5. What elements of this plan can I depict visually?
The rise of Power Point as the format of choice is forcing entrepreneurs to make their pitches with fewer words and more pictures. Some parts of your business easily lend themselves to graphic presentations, such as financial forecasts that can be shown in bar charts.
But you might also consider using graphics, photos, and illustrations to demonstrate how your product works or how it differs from the competition.
6. Should I recruit a few key advisors?
Bryan Pearce, venture capital advisory group leader for Ernst & Young in Boston, says every startup should assemble an advisory board—a small group of industry leaders who can complement your skill sets and help you formulate your plan.

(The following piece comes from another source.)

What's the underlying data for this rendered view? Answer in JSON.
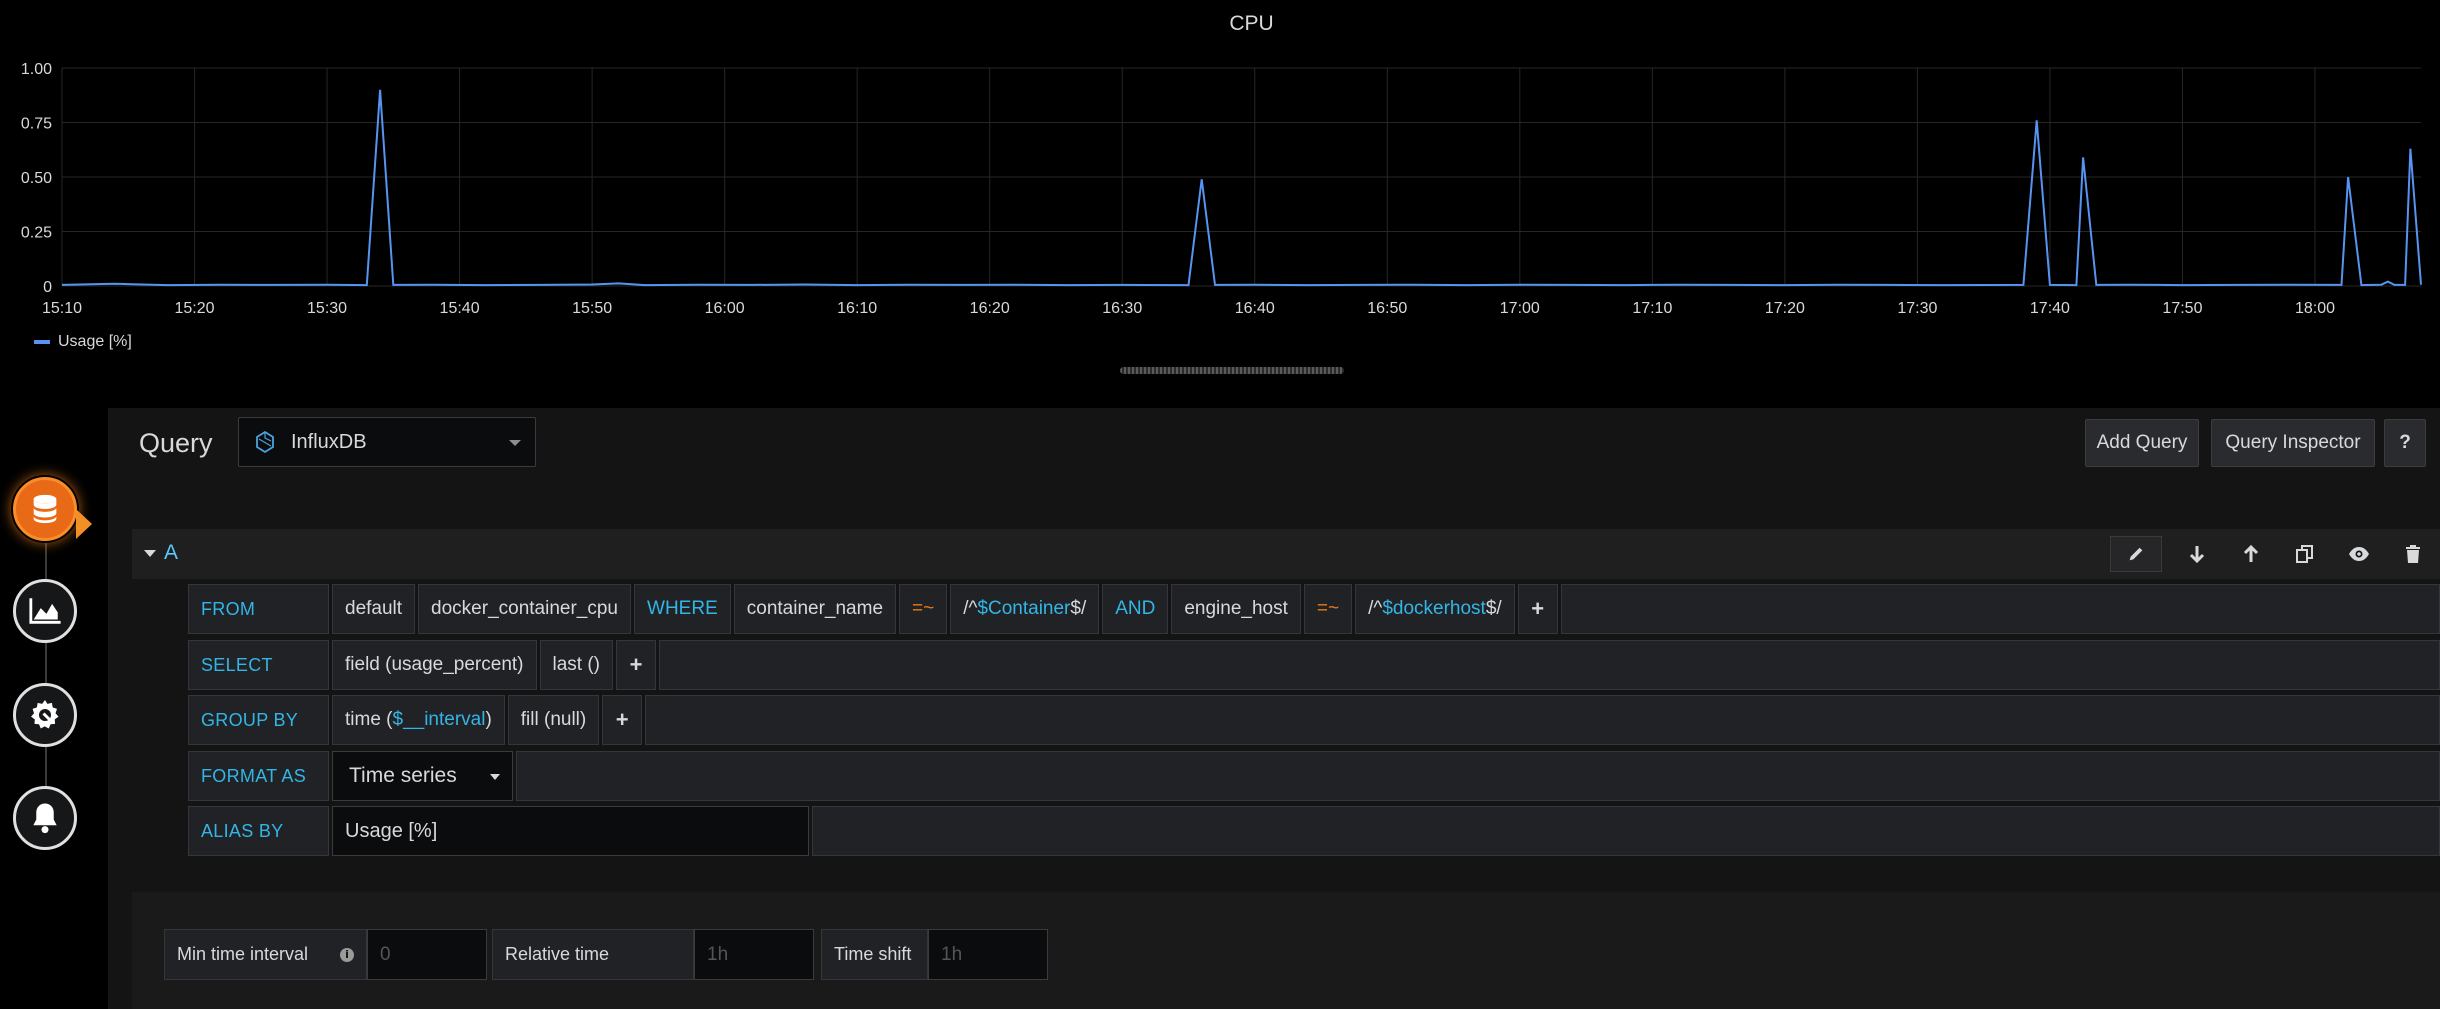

“An advisory board doesn’t carry the legal weight of a formal board of directors, but it can be very helpful to the founding team in advising them on how to get the company going,” Pearce says.
The makeup of your advisory board should be included in your business plan, too. “If good people are willing to lend their names and help to get you going that speaks volumes about the potential of the business idea.”
7. How am I going to spend my investors’ money?
With the economy still sputtering, potential investors are going to want details about how you plan to stretch their dollars, Pearce says. Emphasise your strategy for holding down your cash-burn rate, and spell out exactly what you expect your costs to be for the first year or two.
8. Does my staffing fit the current state of my business?
Many entrepreneurs make the mistake of thinking they need to have all the key managers in place before they go out and raise funding, but that’s not necessarily true.
If your product is in the prototype phase, for example, you don’t need a director of sales and a full sales force just yet. You should describe your plans for hiring those people, and include them in your cost estimates, but you’ll want to show that you’re taking a conservative approach with your funding and not over-staffing your company beyond your current operating needs.
9. What’s the exit plan for the business?
Potential buyers will want to know how they’re going to earn a return on their investment. If you hope to take your company public someday, your business plan should point to examples of other companies in your industry that have done so successfully.
If you think your company is a good candidate for an acquisition, try to strike up partnerships with potential acquirers, and include those names in your business plan, Pearce advises.
10. What is my personal exit plan?
If you’re a 45-year-old founder with a dream of retiring at 55, don’t be embarrassed to reveal that in your business plan. Potential investors will want to know that you’ve defined your personal goals and aligned your company with them, Steranka says.
For example, if you don’t plan to stay with the business for the long haul, your business plan should include a succession strategy—a specific strategy for developing talent within your organization, so the transition to a new leader is seamless.
“Investors want to know the truth,” Steranka says. “While transparency up-front could turn away a potential investor, it’s going to attract the right investor.”
Weintraub is an experienced writer on health care, pharmaceuticals and biotechnology and the author of a book on the anti-aging industry, “Selling the Fountain of Youth”